Listlogs express joy

Reflecting on why I’m even writing this series of blogs.

A post for #WeblogPoMo2024.

It’s really strange that I’m writing about a particular Tumblr account that I maintained for about five years over a decade ago. Why that blog, and why now?

At its core, bensinterests was a linklog. It wasn’t really original content in the main, it was an unordered directory of stuff which I just happened to like.

Barry Hess has just published a blogpost which talks about how Google’s algorithm and the pivot to AI content and discovery has generally poisoned much of the findable web and how that could be overcome:

We should continue to spread the word about how we use the web, which is very personally and as active participants.

Linklogs are the very embodiment of that idea. What you’re publishing is a series of links to things that you want others to pay attention to. You’re identifying the cream of the web and presenting it to a discerning audience or even just logging it for your own discovery later on. You’re saying that this is important in some way.

Linklogs can be on all sorts of topics and show all sorts of moods. The Web3 Is Going Just Great linklog is very cynical; Daring Fireball comes across as increasingly cranky. No doubt there are ones which are matter-of-fact, or bureaucratic, or angry, or outright rude.

Not every linklog is the same. The best ones, the ones I identify with, the ones which are closest to what bensinterests was all about, are the ones that express joy.

In April 2015, I posted this quote to bensinterests without attribution:

“The secret of happiness is in knowing this: that we live by the law of expenditure. We find greatest joy, not in getting, but in expressing what we are. There are tides in the ocean of life, and what comes in depends on what goes out. The currents flow inward only where there is an outlet. […]”

Just a few days ago, Lou Plummer posted this on their statuslog

“Years ago, I had a colleague who posted the same message repeatedly on social media, “It’s Friday, Bitches!” I appreciated that man and his unbridled joy at the end of every work week. The world needs all the joy it can get.

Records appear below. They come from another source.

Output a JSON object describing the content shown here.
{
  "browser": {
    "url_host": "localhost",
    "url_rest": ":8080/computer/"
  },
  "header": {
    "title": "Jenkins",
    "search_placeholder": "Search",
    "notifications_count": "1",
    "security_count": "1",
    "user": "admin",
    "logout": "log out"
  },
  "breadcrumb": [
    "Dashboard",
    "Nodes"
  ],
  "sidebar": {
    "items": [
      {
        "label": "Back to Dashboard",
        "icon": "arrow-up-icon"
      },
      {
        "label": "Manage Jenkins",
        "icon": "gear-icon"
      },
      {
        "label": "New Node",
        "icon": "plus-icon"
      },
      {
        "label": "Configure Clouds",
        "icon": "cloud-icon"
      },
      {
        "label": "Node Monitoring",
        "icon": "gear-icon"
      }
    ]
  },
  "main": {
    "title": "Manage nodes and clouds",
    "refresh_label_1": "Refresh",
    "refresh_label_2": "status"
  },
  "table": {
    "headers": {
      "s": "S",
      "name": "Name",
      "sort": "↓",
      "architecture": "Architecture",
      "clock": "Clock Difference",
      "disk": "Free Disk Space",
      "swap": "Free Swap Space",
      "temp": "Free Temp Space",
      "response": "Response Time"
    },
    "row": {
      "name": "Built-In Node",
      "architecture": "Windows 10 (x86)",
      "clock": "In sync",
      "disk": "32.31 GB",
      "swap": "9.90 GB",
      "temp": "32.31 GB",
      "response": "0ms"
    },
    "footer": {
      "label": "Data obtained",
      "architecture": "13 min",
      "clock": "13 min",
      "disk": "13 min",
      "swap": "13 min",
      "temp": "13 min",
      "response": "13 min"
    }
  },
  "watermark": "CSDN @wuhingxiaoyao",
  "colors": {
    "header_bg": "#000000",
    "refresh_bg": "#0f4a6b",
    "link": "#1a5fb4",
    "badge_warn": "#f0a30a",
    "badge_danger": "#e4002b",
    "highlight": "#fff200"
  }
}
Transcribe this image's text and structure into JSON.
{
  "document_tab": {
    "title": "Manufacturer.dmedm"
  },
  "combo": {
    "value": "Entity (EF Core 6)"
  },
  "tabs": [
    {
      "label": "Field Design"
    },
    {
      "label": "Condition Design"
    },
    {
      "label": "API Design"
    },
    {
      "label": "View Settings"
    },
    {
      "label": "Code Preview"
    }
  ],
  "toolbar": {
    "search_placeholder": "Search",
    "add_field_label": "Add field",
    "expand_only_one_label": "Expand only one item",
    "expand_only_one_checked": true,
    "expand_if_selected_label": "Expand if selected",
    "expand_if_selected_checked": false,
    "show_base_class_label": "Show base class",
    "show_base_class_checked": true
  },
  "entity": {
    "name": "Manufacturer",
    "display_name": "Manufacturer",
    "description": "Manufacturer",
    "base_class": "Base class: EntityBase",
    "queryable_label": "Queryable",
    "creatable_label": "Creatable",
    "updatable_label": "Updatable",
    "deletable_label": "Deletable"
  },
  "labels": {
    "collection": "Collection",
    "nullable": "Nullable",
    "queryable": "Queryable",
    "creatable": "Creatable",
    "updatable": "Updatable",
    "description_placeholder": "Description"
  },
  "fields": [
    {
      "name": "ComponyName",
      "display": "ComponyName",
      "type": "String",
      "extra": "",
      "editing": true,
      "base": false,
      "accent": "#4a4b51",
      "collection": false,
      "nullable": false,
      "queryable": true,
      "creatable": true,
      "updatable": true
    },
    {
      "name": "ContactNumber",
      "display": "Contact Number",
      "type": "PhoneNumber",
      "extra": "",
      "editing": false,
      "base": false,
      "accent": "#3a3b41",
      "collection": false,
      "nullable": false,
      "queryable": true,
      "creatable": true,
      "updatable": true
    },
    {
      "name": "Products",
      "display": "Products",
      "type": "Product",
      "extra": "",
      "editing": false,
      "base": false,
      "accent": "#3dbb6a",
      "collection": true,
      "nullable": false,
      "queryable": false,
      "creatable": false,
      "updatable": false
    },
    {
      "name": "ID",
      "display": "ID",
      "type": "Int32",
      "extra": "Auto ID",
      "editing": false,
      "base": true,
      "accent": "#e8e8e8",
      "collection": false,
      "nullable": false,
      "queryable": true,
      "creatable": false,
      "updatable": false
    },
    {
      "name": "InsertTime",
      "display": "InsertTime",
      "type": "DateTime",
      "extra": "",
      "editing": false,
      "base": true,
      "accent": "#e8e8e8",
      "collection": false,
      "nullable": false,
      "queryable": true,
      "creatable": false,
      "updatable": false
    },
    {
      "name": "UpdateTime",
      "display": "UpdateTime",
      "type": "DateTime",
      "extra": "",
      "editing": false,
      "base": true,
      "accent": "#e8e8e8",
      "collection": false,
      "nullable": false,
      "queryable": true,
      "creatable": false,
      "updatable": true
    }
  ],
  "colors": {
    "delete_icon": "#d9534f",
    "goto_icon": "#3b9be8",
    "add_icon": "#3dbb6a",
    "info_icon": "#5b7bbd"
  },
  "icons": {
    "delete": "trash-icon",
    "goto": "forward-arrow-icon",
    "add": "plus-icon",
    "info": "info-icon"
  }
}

In 2015, my internet life was filled with the joy of discovery. By the time I stopped posting, evidently that joy was gone.

It’s 2024. We’re in a situation where discovery of content by talented, friendly, happy people is obscured by content dumps trying to gain search algorithms, by a move to delivering knowledge via AI feedback, and by the crumbling walls of all those gated communities creating people who don’t know where they can even post any more.

Lou is right. The would does need all the joy it can get, and it needs to be able to easily publish and easily discover that joy. I’m not convinced we’re there yet but the rise of small blogging services like Pika, Scribbles, and Bear suggest we’re going in the right direction in allowing anyone to publish easily without paying some massive conglomerate with either money or data.

I don’t see many listlogs popping up though. Perhaps that’s what Mastodon etc is for? It’s great how people like Cory Dransfeldt have a catalogue of interesting links on their site. Maybe that’s the way forward?